Objectives: To explore differences between providers' perceptions and measured costs of entering data into the Boston Immunization Information System (BIIS), a citywide electronic registry, tracking and recall system introduced in 1993.
Methods: Three different methods were used to measure cost at 23 BIIS sites.1) Structured interviews with clerks and supervisors estimated the number of hours required to enter data into BIIS 2) Directly measured time per task and frequency of task performance 3) The number of maximum potential immunizations a child should receive by age two multiplied by the number of children < 24 months of age in each site's BIIS database in 1998.
Results: Providers perceived a total cost of entering data in 1998 of $227,191. This cost was almost sixfold higher than cost estimates based on time and motion studies ($40,445) or on the number of immunizations required using the childhood immunization schedule ($39,502). The latter two cost estimates, derived using different methods, were comparable.
Conclusions: Although data entry represents a significant cost for immunization registries, providers markedly overestimate resources needed.

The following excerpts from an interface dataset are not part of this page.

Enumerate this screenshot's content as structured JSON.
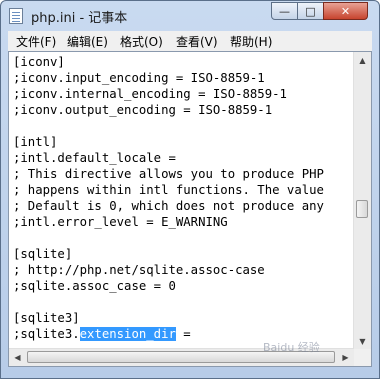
{
  "window": {
    "title": "php.ini - 记事本",
    "controls": {
      "minimize": "—",
      "maximize": "□",
      "close": "✕"
    }
  },
  "menu": [
    {
      "label": "文件(F)"
    },
    {
      "label": "编辑(E)"
    },
    {
      "label": "格式(O)"
    },
    {
      "label": "查看(V)"
    },
    {
      "label": "帮助(H)"
    }
  ],
  "editor": {
    "lines": [
      "[iconv]",
      ";iconv.input_encoding = ISO-8859-1",
      ";iconv.internal_encoding = ISO-8859-1",
      ";iconv.output_encoding = ISO-8859-1",
      "",
      "[intl]",
      ";intl.default_locale =",
      "; This directive allows you to produce PHP",
      "; happens within intl functions. The value",
      "; Default is 0, which does not produce any",
      ";intl.error_level = E_WARNING",
      "",
      "[sqlite]",
      "; http://php.net/sqlite.assoc-case",
      ";sqlite.assoc_case = 0",
      "",
      "[sqlite3]"
    ],
    "last_line": {
      "before": ";sqlite3.",
      "selected": "extension_dir",
      "after": " ="
    }
  },
  "scrollbars": {
    "up_arrow": "▲",
    "down_arrow": "▼",
    "left_arrow": "◀",
    "right_arrow": "▶"
  },
  "watermark": "Baidu 经验"
}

Because perceived high cost is likely to present a significant barrier to provider acceptance of registries, methods to ensure that registries are user friendly and cost-effective are key.
Learning Objectives: Identify alternative methods to measure costs
Presenting author's disclosure statement:
Organization/institution whose products or services will be discussed: None
I do not have any significant financial interest/arrangement or affiliation with any organization/institution whose products or services are being discussed in this session.
The 128th Annual Meeting of APHA